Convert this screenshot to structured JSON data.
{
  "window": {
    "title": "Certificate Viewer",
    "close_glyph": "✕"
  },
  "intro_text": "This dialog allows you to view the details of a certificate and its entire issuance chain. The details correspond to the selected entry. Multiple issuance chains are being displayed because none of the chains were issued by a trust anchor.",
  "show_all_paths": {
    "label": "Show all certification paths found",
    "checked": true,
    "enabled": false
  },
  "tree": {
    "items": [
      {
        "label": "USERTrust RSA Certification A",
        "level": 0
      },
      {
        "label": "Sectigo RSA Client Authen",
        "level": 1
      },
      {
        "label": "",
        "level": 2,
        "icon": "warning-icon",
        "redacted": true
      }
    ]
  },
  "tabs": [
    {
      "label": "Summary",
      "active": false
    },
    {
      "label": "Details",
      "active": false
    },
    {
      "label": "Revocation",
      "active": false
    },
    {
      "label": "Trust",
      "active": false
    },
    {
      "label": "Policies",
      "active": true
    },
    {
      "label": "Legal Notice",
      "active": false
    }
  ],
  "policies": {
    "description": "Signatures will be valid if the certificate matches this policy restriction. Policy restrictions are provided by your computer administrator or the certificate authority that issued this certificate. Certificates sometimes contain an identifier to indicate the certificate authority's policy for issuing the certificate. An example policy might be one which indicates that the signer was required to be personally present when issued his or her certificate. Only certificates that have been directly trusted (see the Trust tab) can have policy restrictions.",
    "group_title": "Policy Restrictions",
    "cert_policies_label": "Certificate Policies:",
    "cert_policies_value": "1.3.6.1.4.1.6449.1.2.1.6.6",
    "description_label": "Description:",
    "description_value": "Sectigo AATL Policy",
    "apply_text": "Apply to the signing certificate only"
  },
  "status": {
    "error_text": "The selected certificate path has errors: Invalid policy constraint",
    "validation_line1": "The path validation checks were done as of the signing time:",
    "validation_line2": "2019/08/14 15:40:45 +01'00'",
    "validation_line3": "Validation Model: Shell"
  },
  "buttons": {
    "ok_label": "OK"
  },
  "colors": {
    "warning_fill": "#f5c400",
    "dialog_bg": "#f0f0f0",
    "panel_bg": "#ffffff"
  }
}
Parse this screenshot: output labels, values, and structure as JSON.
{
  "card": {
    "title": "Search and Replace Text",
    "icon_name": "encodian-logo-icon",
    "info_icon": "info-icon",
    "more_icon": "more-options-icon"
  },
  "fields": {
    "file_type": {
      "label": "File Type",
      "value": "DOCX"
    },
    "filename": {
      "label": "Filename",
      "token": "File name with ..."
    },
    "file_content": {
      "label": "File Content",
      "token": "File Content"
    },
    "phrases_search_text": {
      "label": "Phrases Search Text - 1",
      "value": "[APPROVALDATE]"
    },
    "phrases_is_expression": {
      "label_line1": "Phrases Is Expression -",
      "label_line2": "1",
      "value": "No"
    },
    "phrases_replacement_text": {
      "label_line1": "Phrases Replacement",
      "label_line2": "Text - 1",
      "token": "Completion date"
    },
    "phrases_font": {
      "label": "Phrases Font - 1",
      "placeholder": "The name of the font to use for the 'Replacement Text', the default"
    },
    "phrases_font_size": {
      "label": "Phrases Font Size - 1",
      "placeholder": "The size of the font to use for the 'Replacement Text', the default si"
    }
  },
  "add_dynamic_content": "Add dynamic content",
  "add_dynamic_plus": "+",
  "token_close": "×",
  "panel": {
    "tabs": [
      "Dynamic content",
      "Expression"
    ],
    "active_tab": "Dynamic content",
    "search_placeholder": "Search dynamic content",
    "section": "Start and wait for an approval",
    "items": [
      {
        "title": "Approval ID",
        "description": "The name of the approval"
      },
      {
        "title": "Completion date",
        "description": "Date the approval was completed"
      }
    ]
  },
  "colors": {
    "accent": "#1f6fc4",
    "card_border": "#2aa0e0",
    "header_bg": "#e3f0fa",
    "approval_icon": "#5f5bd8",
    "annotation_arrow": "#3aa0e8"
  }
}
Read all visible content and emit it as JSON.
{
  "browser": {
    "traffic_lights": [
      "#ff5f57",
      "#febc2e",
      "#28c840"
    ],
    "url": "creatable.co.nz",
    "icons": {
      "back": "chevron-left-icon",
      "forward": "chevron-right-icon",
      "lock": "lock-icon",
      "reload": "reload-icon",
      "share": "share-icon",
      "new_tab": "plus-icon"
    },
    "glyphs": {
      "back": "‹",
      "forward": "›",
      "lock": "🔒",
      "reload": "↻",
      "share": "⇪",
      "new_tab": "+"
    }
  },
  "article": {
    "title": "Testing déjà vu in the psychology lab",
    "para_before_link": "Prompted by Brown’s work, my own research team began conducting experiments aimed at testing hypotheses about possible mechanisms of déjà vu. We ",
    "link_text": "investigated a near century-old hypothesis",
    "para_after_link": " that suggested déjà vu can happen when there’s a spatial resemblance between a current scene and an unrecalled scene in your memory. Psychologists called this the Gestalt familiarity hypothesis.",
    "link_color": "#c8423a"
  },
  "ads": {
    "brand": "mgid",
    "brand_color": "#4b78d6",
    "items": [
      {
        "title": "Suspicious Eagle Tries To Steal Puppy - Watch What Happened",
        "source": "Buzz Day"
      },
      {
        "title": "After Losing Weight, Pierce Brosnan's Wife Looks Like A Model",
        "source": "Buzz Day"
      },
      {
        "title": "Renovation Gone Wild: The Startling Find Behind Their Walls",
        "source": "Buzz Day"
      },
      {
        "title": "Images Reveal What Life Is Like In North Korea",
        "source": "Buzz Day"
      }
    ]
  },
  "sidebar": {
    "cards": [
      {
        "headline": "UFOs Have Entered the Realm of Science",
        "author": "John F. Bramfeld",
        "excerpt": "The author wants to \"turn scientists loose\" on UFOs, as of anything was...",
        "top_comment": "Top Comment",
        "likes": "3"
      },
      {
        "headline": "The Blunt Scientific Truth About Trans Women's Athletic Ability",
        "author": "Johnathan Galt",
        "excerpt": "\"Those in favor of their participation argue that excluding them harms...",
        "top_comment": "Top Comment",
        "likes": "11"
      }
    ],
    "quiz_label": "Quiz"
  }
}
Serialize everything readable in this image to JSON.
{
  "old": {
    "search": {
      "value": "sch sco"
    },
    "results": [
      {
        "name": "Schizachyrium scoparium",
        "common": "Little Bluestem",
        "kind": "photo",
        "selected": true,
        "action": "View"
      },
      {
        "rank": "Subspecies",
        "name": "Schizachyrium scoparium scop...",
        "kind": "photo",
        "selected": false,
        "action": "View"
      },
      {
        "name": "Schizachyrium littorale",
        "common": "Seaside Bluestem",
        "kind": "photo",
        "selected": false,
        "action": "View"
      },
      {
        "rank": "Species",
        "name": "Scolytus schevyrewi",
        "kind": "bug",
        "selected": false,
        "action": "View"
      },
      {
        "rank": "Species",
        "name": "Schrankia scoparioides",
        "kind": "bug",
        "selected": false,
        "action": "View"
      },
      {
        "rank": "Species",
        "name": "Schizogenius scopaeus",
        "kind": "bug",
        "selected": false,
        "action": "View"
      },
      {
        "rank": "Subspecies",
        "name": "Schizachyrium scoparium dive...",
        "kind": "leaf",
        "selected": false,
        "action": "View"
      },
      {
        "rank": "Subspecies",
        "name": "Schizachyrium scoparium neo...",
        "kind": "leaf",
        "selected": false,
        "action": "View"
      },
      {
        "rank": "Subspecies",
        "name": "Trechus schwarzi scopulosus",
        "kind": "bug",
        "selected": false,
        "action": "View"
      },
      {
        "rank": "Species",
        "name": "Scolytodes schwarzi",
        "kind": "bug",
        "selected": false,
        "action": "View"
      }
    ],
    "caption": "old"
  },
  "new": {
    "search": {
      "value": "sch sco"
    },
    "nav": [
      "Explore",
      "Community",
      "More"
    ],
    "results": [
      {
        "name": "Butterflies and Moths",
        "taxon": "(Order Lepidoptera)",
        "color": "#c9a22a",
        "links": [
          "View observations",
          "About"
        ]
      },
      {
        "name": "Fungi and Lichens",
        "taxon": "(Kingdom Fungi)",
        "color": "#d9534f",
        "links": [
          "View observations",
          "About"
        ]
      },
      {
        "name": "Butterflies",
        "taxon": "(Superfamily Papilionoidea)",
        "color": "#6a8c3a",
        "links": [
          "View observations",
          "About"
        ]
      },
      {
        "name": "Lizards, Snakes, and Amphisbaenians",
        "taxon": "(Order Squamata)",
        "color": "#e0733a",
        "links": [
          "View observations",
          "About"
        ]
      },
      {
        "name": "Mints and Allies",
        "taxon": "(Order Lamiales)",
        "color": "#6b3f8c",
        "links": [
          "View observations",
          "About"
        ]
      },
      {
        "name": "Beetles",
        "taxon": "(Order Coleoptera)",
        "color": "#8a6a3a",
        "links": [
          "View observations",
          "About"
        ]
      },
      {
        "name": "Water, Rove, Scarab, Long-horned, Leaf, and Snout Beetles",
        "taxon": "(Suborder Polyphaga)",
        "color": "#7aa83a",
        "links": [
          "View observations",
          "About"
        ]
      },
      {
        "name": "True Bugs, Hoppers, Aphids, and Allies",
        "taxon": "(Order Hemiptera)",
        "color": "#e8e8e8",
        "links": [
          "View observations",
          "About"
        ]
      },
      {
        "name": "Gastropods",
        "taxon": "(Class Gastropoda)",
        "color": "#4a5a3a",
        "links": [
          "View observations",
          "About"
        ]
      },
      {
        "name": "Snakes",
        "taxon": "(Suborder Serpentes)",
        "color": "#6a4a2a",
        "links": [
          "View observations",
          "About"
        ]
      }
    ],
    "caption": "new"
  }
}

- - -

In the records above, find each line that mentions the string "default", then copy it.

      "placeholder": "The name of the font to use for the 'Replacement Text', the default"
      "placeholder": "The size of the font to use for the 'Replacement Text', the default si"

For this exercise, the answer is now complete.